◆ **INSTRUCTIONS FOR THE TASK**:
The response has to be every entry, printed word for word.

◆ **SUPPLIED RECORDS**:
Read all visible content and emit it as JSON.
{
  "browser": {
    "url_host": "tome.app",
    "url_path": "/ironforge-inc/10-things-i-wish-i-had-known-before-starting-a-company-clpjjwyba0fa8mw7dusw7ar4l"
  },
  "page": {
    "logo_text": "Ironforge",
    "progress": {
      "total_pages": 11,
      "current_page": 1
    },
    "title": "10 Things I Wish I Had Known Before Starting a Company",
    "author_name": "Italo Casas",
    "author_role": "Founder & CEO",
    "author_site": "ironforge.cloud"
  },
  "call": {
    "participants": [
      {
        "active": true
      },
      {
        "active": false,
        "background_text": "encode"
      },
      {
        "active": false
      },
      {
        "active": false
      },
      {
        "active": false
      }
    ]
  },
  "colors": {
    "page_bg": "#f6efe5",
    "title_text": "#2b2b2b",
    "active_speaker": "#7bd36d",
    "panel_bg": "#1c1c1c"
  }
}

◆ **ANSWER AREA**:
Read all visible content and emit it as JSON.
{
  "browser": {
    "url_host": "tome.app",
    "url_path": "/ironforge-inc/10-things-i-wish-i-had-known-before-starting-a-company-clpjjwyba0fa8mw7dusw7ar4l"
  },
  "page": {
    "logo_text": "Ironforge",
    "progress": {
      "total_pages": 11,
      "current_page": 1
    },
    "title": "10 Things I Wish I Had Known Before Starting a Company",
    "author_name": "Italo Casas",
    "author_role": "Founder & CEO",
    "author_site": "ironforge.cloud"
  },
  "call": {
    "participants": [
      {
        "active": true
      },
      {
        "active": false,
        "background_text": "encode"
      },
      {
        "active": false
      },
      {
        "active": false
      },
      {
        "active": false
      }
    ]
  },
  "colors": {
    "page_bg": "#f6efe5",
    "title_text": "#2b2b2b",
    "active_speaker": "#7bd36d",
    "panel_bg": "#1c1c1c"
  }
}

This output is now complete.